Segment Open

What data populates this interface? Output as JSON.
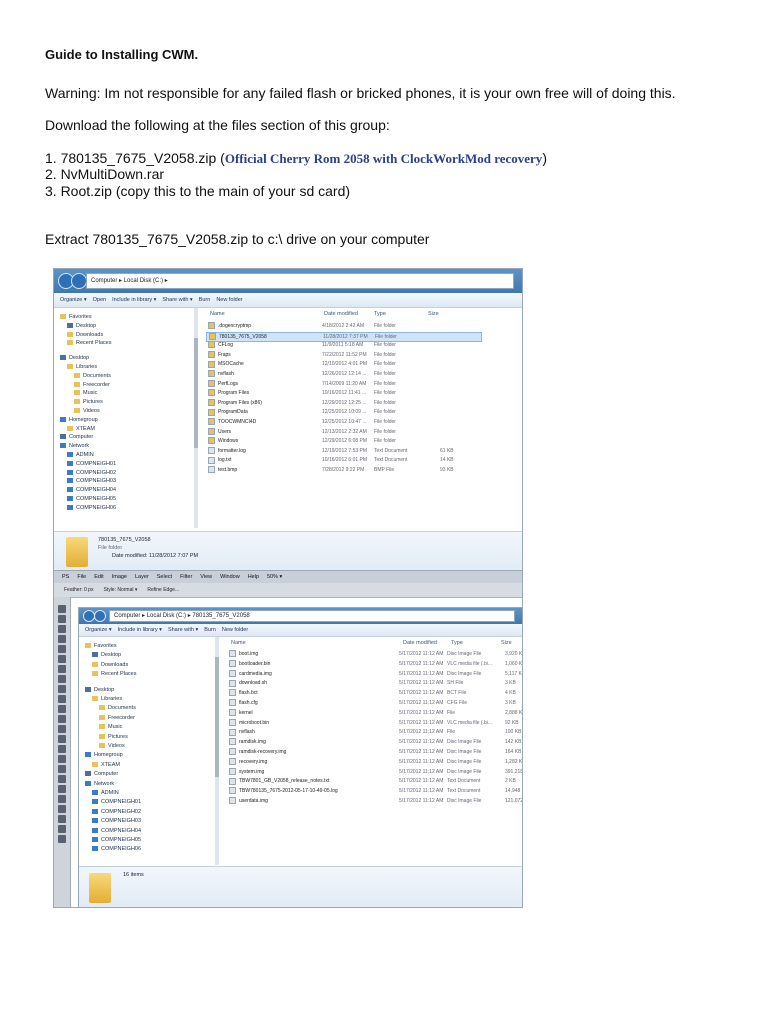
{
  "doc": {
    "title": "Guide to Installing CWM.",
    "warning": "Warning: Im not responsible for any failed flash or bricked phones, it is your own free will of doing this.",
    "download_intro": "Download the following at the files section of this group:",
    "item1_prefix": "1. 780135_7675_V2058.zip  (",
    "item1_note": "Official Cherry Rom 2058 with ClockWorkMod recovery",
    "item1_suffix": ")",
    "item2": "2. NvMultiDown.rar",
    "item3": "3. Root.zip  (copy this to the main of your sd card)",
    "extract": "Extract 780135_7675_V2058.zip to c:\\ drive on your computer"
  },
  "shot1": {
    "address": "Computer  ▸  Local Disk (C:)  ▸",
    "toolbar": [
      "Organize ▾",
      "Open",
      "Include in library ▾",
      "Share with ▾",
      "Burn",
      "New folder"
    ],
    "columns": [
      "Name",
      "Date modified",
      "Type",
      "Size"
    ],
    "sidebar": [
      "Favorites",
      "Desktop",
      "Downloads",
      "Recent Places",
      "Desktop",
      "Libraries",
      "Documents",
      "Freecorder",
      "Music",
      "Pictures",
      "Videos",
      "Homegroup",
      "XTEAM",
      "Computer",
      "Network",
      "ADMIN",
      "COMPNEIGH01",
      "COMPNEIGH02",
      "COMPNEIGH03",
      "COMPNEIGH04",
      "COMPNEIGH05",
      "COMPNEIGH06"
    ],
    "files": [
      {
        "name": ".dogencryptmp",
        "date": "4/18/2012 2:42 AM",
        "type": "File folder",
        "size": ""
      },
      {
        "name": "780135_7675_V2058",
        "date": "11/28/2012 7:37 PM",
        "type": "File folder",
        "size": ""
      },
      {
        "name": "CFLog",
        "date": "11/9/2011 5:18 AM",
        "type": "File folder",
        "size": ""
      },
      {
        "name": "Fraps",
        "date": "7/22/2012 11:52 PM",
        "type": "File folder",
        "size": ""
      },
      {
        "name": "MSOCache",
        "date": "12/10/2012 4:01 PM",
        "type": "File folder",
        "size": ""
      },
      {
        "name": "nvflash",
        "date": "12/26/2012 12:14 ...",
        "type": "File folder",
        "size": ""
      },
      {
        "name": "PerfLogs",
        "date": "7/14/2009 11:20 AM",
        "type": "File folder",
        "size": ""
      },
      {
        "name": "Program Files",
        "date": "10/16/2012 11:41 ...",
        "type": "File folder",
        "size": ""
      },
      {
        "name": "Program Files (x86)",
        "date": "12/29/2012 12:25 ...",
        "type": "File folder",
        "size": ""
      },
      {
        "name": "ProgramData",
        "date": "12/25/2012 10:09 ...",
        "type": "File folder",
        "size": ""
      },
      {
        "name": "TOOCWMNCI4D",
        "date": "12/25/2012 10:47 ...",
        "type": "File folder",
        "size": ""
      },
      {
        "name": "Users",
        "date": "12/13/2012 2:32 AM",
        "type": "File folder",
        "size": ""
      },
      {
        "name": "Windows",
        "date": "12/29/2012 6:08 PM",
        "type": "File folder",
        "size": ""
      },
      {
        "name": "formatter.log",
        "date": "12/19/2012 7:53 PM",
        "type": "Text Document",
        "size": "61 KB"
      },
      {
        "name": "log.txt",
        "date": "10/16/2012 6:01 PM",
        "type": "Text Document",
        "size": "14 KB"
      },
      {
        "name": "test.bmp",
        "date": "7/28/2012 9:22 PM",
        "type": "BMP File",
        "size": "93 KB"
      }
    ],
    "details_name": "780135_7675_V2058",
    "details_type": "File folder",
    "details_date": "Date modified: 11/28/2012 7:07 PM"
  },
  "shot2": {
    "ps_menu": [
      "PS",
      "File",
      "Edit",
      "Image",
      "Layer",
      "Select",
      "Filter",
      "View",
      "Window",
      "Help",
      "50% ▾"
    ],
    "ps_opts": [
      "Feather: 0 px",
      "Style: Normal ▾",
      "Refine Edge..."
    ],
    "address": "Computer  ▸  Local Disk (C:)  ▸  780135_7675_V2058",
    "toolbar": [
      "Organize ▾",
      "Include in library ▾",
      "Share with ▾",
      "Burn",
      "New folder"
    ],
    "columns": [
      "Name",
      "Date modified",
      "Type",
      "Size"
    ],
    "sidebar": [
      "Favorites",
      "Desktop",
      "Downloads",
      "Recent Places",
      "Desktop",
      "Libraries",
      "Documents",
      "Freecorder",
      "Music",
      "Pictures",
      "Videos",
      "Homegroup",
      "XTEAM",
      "Computer",
      "Network",
      "ADMIN",
      "COMPNEIGH01",
      "COMPNEIGH02",
      "COMPNEIGH03",
      "COMPNEIGH04",
      "COMPNEIGH05",
      "COMPNEIGH06"
    ],
    "files": [
      {
        "name": "boot.img",
        "date": "5/17/2012 11:12 AM",
        "type": "Disc Image File",
        "size": "3,920 KB"
      },
      {
        "name": "bootloader.bin",
        "date": "5/17/2012 11:12 AM",
        "type": "VLC media file (.bi...",
        "size": "1,060 KB"
      },
      {
        "name": "cardmedia.img",
        "date": "5/17/2012 11:12 AM",
        "type": "Disc Image File",
        "size": "5,117 KB"
      },
      {
        "name": "download.sh",
        "date": "5/17/2012 11:12 AM",
        "type": "SH File",
        "size": "3 KB"
      },
      {
        "name": "flash.bct",
        "date": "5/17/2012 11:12 AM",
        "type": "BCT File",
        "size": "4 KB"
      },
      {
        "name": "flash.cfg",
        "date": "5/17/2012 11:12 AM",
        "type": "CFG File",
        "size": "3 KB"
      },
      {
        "name": "kernel",
        "date": "5/17/2012 11:12 AM",
        "type": "File",
        "size": "2,888 KB"
      },
      {
        "name": "microboot.bin",
        "date": "5/17/2012 11:12 AM",
        "type": "VLC media file (.bi...",
        "size": "92 KB"
      },
      {
        "name": "nvflash",
        "date": "5/17/2012 11:12 AM",
        "type": "File",
        "size": "100 KB"
      },
      {
        "name": "ramdisk.img",
        "date": "5/17/2012 11:12 AM",
        "type": "Disc Image File",
        "size": "142 KB"
      },
      {
        "name": "ramdisk-recovery.img",
        "date": "5/17/2012 11:12 AM",
        "type": "Disc Image File",
        "size": "164 KB"
      },
      {
        "name": "recovery.img",
        "date": "5/17/2012 11:12 AM",
        "type": "Disc Image File",
        "size": "1,282 KB"
      },
      {
        "name": "system.img",
        "date": "5/17/2012 11:12 AM",
        "type": "Disc Image File",
        "size": "391,218 KB"
      },
      {
        "name": "TBW7801_GB_V2058_release_notes.txt",
        "date": "5/17/2012 11:12 AM",
        "type": "Text Document",
        "size": "2 KB"
      },
      {
        "name": "TBW780135_7675-2012-05-17-10-49-05.log",
        "date": "5/17/2012 11:12 AM",
        "type": "Text Document",
        "size": "14,948 KB"
      },
      {
        "name": "userdata.img",
        "date": "5/17/2012 11:12 AM",
        "type": "Disc Image File",
        "size": "121,072 KB"
      }
    ],
    "details_count": "16 items"
  },
  "colors": {
    "accent": "#3f78ae",
    "selection": "#cfe3f9",
    "folder": "#e9c25a",
    "link_text": "#2a3f8f"
  }
}
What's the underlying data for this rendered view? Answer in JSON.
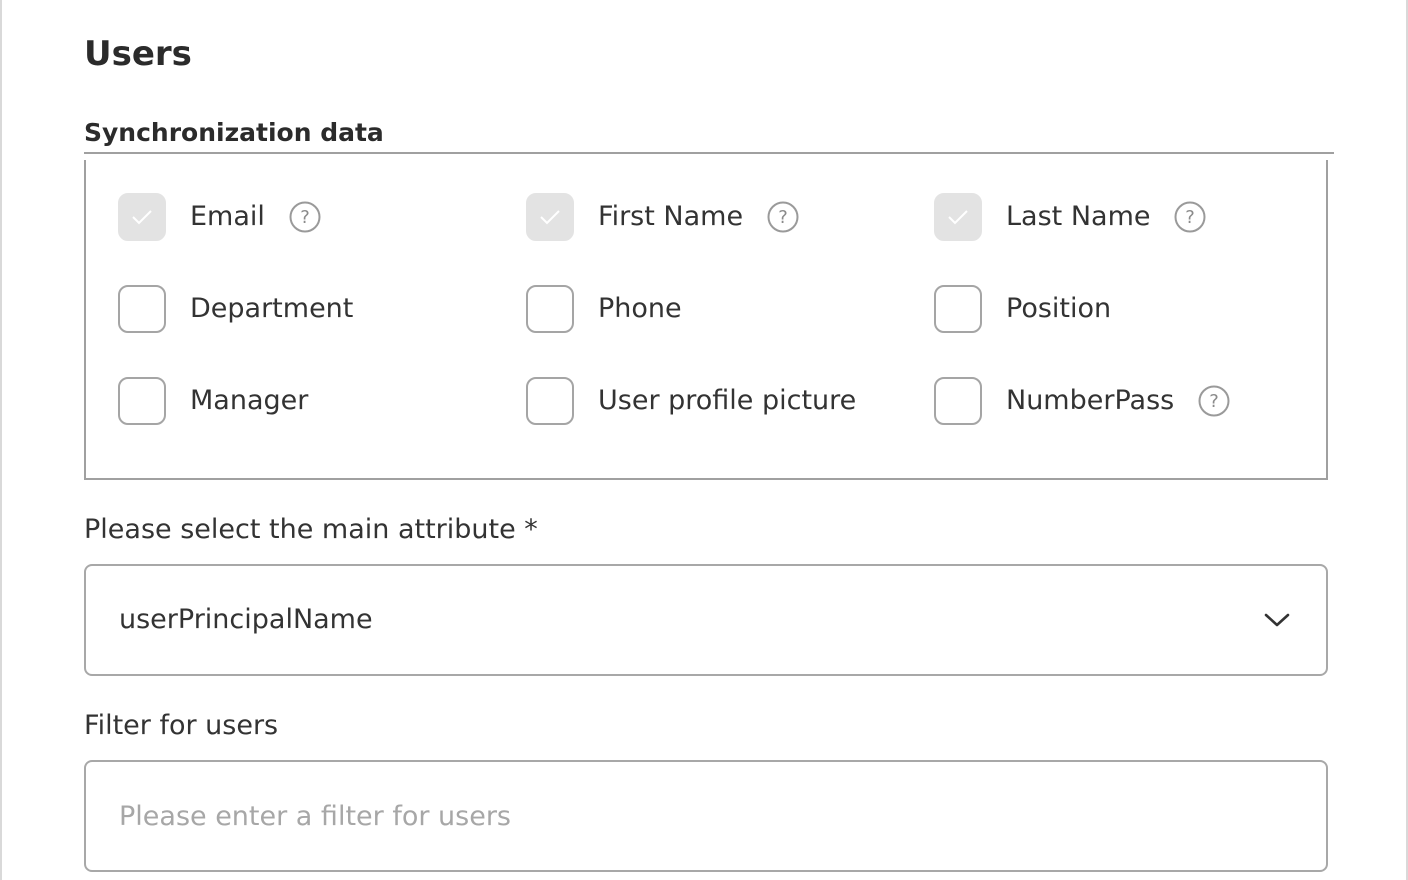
{
  "page": {
    "title": "Users"
  },
  "sync_section": {
    "title": "Synchronization data",
    "checkboxes": [
      {
        "label": "Email",
        "checked": true,
        "disabled": true,
        "has_help": true,
        "help_icon": "question-circle-icon"
      },
      {
        "label": "First Name",
        "checked": true,
        "disabled": true,
        "has_help": true,
        "help_icon": "question-circle-icon"
      },
      {
        "label": "Last Name",
        "checked": true,
        "disabled": true,
        "has_help": true,
        "help_icon": "question-circle-icon"
      },
      {
        "label": "Department",
        "checked": false,
        "disabled": false,
        "has_help": false
      },
      {
        "label": "Phone",
        "checked": false,
        "disabled": false,
        "has_help": false
      },
      {
        "label": "Position",
        "checked": false,
        "disabled": false,
        "has_help": false
      },
      {
        "label": "Manager",
        "checked": false,
        "disabled": false,
        "has_help": false
      },
      {
        "label": "User profile picture",
        "checked": false,
        "disabled": false,
        "has_help": false
      },
      {
        "label": "NumberPass",
        "checked": false,
        "disabled": false,
        "has_help": true,
        "help_icon": "question-circle-icon"
      }
    ]
  },
  "main_attribute": {
    "label": "Please select the main attribute *",
    "selected_value": "userPrincipalName",
    "icon": "chevron-down-icon"
  },
  "user_filter": {
    "label": "Filter for users",
    "value": "",
    "placeholder": "Please enter a filter for users"
  },
  "colors": {
    "text": "#333333",
    "border": "#a8a8a8",
    "checked_bg": "#e3e3e3",
    "placeholder": "#a7a7a7"
  }
}
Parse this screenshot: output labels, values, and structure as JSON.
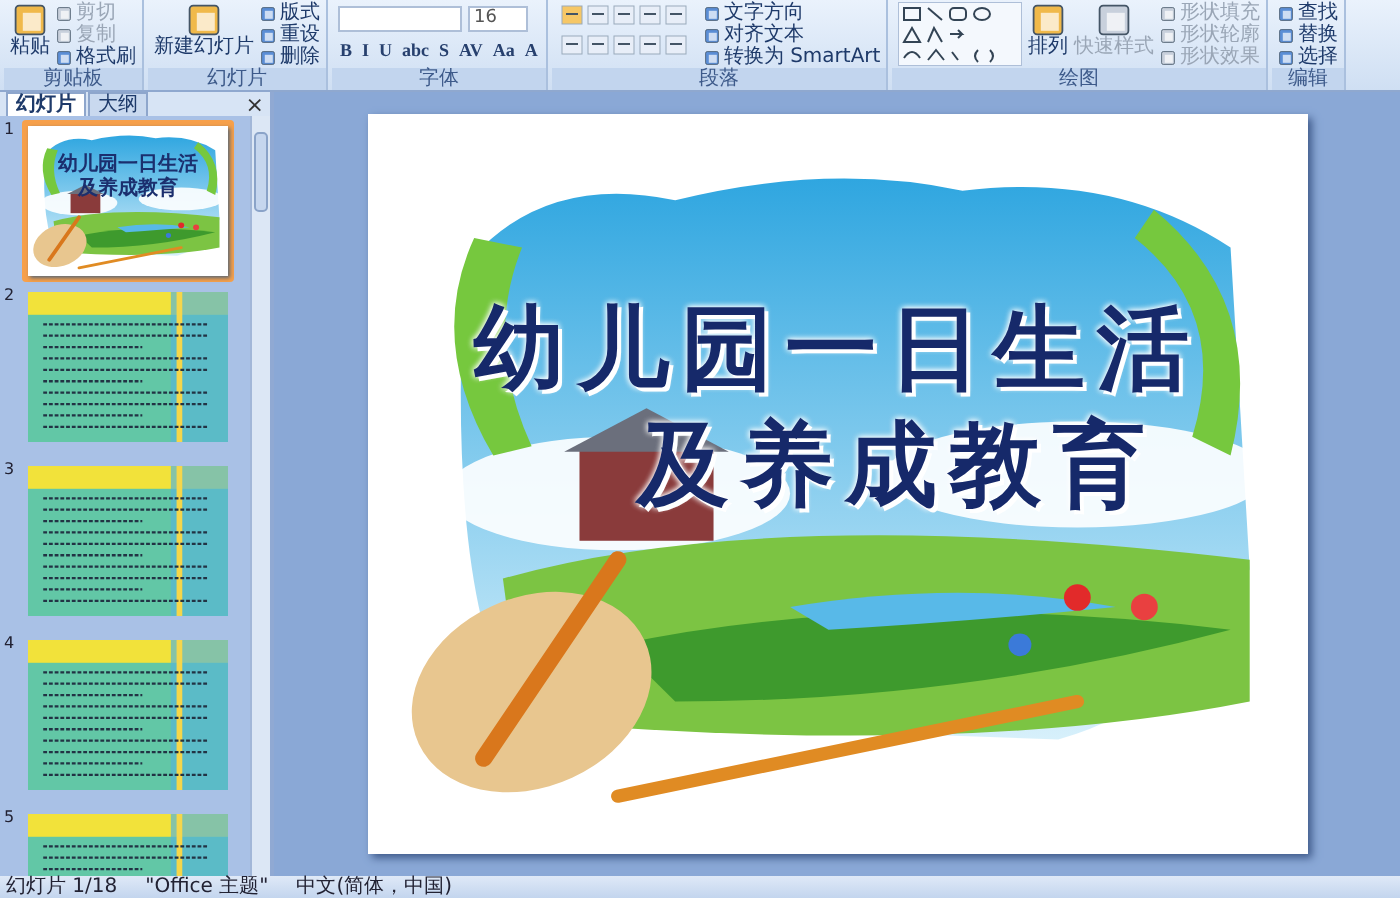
{
  "ribbon": {
    "groups": [
      {
        "label": "剪贴板",
        "columns": [
          {
            "kind": "large",
            "label": "粘贴",
            "disabled": false
          },
          {
            "kind": "small",
            "items": [
              {
                "label": "剪切",
                "disabled": true
              },
              {
                "label": "复制",
                "disabled": true
              },
              {
                "label": "格式刷",
                "disabled": false
              }
            ]
          }
        ]
      },
      {
        "label": "幻灯片",
        "columns": [
          {
            "kind": "large",
            "label": "新建幻灯片",
            "disabled": false
          },
          {
            "kind": "small",
            "items": [
              {
                "label": "版式",
                "disabled": false
              },
              {
                "label": "重设",
                "disabled": false
              },
              {
                "label": "删除",
                "disabled": false
              }
            ]
          }
        ]
      },
      {
        "label": "字体",
        "columns": [
          {
            "kind": "font",
            "size": "16",
            "buttons": [
              "B",
              "I",
              "U",
              "abc",
              "S",
              "AV",
              "Aa",
              "A"
            ]
          }
        ]
      },
      {
        "label": "段落",
        "columns": [
          {
            "kind": "paragraph"
          },
          {
            "kind": "small",
            "items": [
              {
                "label": "文字方向",
                "disabled": false
              },
              {
                "label": "对齐文本",
                "disabled": false
              },
              {
                "label": "转换为 SmartArt",
                "disabled": false
              }
            ]
          }
        ]
      },
      {
        "label": "绘图",
        "columns": [
          {
            "kind": "shapes"
          },
          {
            "kind": "large",
            "label": "排列",
            "disabled": false
          },
          {
            "kind": "large",
            "label": "快速样式",
            "disabled": true
          },
          {
            "kind": "small",
            "items": [
              {
                "label": "形状填充",
                "disabled": true
              },
              {
                "label": "形状轮廓",
                "disabled": true
              },
              {
                "label": "形状效果",
                "disabled": true
              }
            ]
          }
        ]
      },
      {
        "label": "编辑",
        "columns": [
          {
            "kind": "small",
            "items": [
              {
                "label": "查找",
                "disabled": false
              },
              {
                "label": "替换",
                "disabled": false
              },
              {
                "label": "选择",
                "disabled": false
              }
            ]
          }
        ]
      }
    ]
  },
  "panel": {
    "tabs": [
      {
        "label": "幻灯片",
        "selected": true
      },
      {
        "label": "大纲",
        "selected": false
      }
    ],
    "close": "×",
    "slides": [
      {
        "number": "1",
        "selected": true,
        "kind": "title",
        "lines": [
          "幼儿园一日生活",
          "及养成教育"
        ]
      },
      {
        "number": "2",
        "selected": false,
        "kind": "text"
      },
      {
        "number": "3",
        "selected": false,
        "kind": "text"
      },
      {
        "number": "4",
        "selected": false,
        "kind": "text"
      },
      {
        "number": "5",
        "selected": false,
        "kind": "text"
      }
    ]
  },
  "slide": {
    "title_lines": [
      "幼儿园一日生活",
      "及养成教育"
    ]
  },
  "status_bar": [
    "幻灯片 1/18",
    "\"Office 主题\"",
    "中文(简体，中国)"
  ]
}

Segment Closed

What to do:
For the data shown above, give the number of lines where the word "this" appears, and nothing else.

Answer for the task:
6